In the unlikely event that you want more of my opinions, I’ve started a Weblog. It’s the fashionable thing for pundits to do, and I’m doing it too. A Weblog is a datestamped collection of somewhat random thoughts and ideas assembled on a Web page. If you’d like to subject the world to your thoughts, as I do, you can create your own Weblog.
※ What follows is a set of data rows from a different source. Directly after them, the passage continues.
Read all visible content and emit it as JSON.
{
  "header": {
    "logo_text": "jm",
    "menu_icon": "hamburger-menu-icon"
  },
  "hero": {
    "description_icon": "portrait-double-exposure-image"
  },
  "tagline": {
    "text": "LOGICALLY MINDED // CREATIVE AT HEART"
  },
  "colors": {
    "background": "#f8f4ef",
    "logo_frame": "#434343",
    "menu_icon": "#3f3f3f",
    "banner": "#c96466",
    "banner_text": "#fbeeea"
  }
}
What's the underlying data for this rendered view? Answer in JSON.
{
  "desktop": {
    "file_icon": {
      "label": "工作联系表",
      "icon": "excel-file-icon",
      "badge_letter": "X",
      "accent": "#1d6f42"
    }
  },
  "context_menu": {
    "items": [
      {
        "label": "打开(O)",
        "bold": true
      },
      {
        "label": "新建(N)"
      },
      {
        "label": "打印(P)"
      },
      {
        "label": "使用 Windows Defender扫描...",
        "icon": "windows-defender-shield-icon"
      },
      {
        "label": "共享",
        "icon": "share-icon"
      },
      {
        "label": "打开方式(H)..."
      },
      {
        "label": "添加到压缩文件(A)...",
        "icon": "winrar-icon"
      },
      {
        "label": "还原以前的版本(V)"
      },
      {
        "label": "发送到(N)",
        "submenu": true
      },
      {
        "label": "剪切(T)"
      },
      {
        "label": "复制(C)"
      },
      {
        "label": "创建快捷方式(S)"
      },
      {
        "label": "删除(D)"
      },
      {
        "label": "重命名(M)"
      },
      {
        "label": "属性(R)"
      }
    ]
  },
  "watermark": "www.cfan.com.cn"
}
You need to have a Web site that allows you FTP access, and the free software from This allows you to right click on a Web page and append your pithy thoughts to your Weblog.

I’ve dubbed my Weblog entries “Stratlets”, and they are available at Let me know what you think.

Also check out the TrendSpot for ranking of the latest emerging trends.

In Memoriam

Gerald M. Ellsworth

March 14, 1928 - July 5, 2003

In Memoriam

Jane C. Ellsworth

July 20, 1928 - July 20, 2003